    publisher = "Wiley",

    }

    Functional symptoms in dermatology : Part 1. / Ball, S. L. (Lead / Corresponding author); Howes, C.; Affleck, A G.

    In: Clinical and Experimental Dermatology, 27.08.2019.

    Research output: Contribution to journalReview article

    TY - JOUR

    T1 - Functional symptoms in dermatology

    T2 - Part 1

    AU - Ball, S. L.

    AU - Howes, C.

    AU - Affleck, A G

    N1 - © 2019 British Association of Dermatologists.

    PY - 2019/8/27

    Y1 - 2019/8/27

    N2 - Functional - or somatoform - symptoms are those that arise with no proven organic pathology. Also known as 'medically unexplained' symptoms, they can present in any medical speciality, including dermatology.
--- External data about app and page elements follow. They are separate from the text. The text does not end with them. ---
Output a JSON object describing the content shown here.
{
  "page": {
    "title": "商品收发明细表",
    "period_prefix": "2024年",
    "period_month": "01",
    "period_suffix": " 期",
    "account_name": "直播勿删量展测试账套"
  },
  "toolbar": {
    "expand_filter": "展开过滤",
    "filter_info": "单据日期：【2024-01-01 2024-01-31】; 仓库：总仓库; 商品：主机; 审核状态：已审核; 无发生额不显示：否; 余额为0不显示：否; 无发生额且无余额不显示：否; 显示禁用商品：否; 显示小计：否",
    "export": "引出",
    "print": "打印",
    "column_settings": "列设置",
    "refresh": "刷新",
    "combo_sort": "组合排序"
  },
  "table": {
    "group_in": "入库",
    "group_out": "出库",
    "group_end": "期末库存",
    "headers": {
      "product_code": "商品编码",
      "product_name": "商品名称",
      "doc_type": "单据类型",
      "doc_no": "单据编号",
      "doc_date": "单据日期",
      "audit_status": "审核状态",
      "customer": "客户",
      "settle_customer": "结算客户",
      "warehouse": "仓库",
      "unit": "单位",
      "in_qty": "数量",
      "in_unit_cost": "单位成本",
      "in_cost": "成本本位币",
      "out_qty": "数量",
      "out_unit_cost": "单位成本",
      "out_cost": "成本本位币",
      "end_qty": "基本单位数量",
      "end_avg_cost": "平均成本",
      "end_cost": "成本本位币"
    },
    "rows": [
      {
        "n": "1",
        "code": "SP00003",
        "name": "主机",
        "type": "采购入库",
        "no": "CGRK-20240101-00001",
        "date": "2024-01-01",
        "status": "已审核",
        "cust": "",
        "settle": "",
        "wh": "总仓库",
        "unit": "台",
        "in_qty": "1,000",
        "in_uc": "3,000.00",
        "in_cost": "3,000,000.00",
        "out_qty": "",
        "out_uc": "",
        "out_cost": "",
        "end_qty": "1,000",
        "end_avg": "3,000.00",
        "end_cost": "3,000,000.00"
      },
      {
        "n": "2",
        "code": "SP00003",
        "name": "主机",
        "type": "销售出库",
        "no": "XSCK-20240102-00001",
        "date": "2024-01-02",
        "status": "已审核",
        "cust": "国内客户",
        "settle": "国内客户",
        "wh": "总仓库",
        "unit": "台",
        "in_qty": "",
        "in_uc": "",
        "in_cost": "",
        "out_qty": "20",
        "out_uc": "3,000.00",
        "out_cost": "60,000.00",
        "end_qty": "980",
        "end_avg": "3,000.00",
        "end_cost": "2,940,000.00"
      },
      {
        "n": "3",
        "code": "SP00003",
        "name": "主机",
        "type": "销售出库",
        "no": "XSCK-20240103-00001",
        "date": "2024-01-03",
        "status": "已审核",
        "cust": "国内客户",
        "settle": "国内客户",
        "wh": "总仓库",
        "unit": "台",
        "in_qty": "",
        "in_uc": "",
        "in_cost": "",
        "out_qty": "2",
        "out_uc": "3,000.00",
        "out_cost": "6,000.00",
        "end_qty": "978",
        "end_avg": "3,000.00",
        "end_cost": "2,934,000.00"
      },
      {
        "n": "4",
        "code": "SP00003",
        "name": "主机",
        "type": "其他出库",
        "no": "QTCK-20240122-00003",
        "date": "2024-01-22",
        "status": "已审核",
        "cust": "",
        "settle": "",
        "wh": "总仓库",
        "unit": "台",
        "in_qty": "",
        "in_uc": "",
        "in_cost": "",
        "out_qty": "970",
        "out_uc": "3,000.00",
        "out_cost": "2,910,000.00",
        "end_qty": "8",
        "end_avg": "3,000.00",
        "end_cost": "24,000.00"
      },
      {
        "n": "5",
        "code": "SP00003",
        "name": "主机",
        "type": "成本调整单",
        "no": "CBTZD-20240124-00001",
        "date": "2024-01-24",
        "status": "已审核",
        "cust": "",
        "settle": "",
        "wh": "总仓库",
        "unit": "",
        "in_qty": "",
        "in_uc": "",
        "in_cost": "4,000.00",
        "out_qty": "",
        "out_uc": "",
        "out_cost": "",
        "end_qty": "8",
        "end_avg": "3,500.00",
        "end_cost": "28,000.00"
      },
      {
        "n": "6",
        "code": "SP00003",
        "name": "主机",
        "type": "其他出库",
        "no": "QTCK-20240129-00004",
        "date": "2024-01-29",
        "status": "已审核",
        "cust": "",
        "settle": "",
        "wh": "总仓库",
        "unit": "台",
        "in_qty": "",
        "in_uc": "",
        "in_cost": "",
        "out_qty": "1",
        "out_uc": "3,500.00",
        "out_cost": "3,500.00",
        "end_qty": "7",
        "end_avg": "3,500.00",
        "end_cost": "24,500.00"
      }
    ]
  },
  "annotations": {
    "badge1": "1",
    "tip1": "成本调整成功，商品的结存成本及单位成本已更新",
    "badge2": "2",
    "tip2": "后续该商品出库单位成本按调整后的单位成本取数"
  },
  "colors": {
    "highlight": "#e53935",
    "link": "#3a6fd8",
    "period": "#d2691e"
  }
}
Mucocutaneous pain syndromes and functional pruritus are two examples of functional disorders encountered by dermatologists. Patients presenting with somatoform symptoms have paradoxically complex and often subjectively severe symptomatology, yet minimal abnormalities on clinical examination or investigation. Such disparity can be frustrating and distressing for patients and clinicians alike, and there are many pitfalls regarding overinvestigation and misleading communication. However, with an honest and open approach - sometimes requiring collaboration with psychological services - management of functional symptoms can be effective, and patients can be successfully rehabilitated.

    AB - Functional - or somatoform - symptoms are those that arise with no proven organic pathology. Also known as 'medically unexplained' symptoms, they can present in any medical speciality, including dermatology. Mucocutaneous pain syndromes and functional pruritus are two examples of functional disorders encountered by dermatologists. Patients presenting with somatoform symptoms have paradoxically complex and often subjectively severe symptomatology, yet minimal abnormalities on clinical examination or investigation. Such disparity can be frustrating and distressing for patients and clinicians alike, and there are many pitfalls regarding overinvestigation and misleading communication. However, with an honest and open approach - sometimes requiring collaboration with psychological services - management of functional symptoms can be effective, and patients can be successfully rehabilitated.

    U2 - 10.1111/ced.14063

    DO - 10.1111/ced.14063

    M3 - Review article

    C2 - 31456245

    JO - Clinical and Experimental Dermatology

    JF - Clinical and Experimental Dermatology

    SN - 0307-6938

    ER -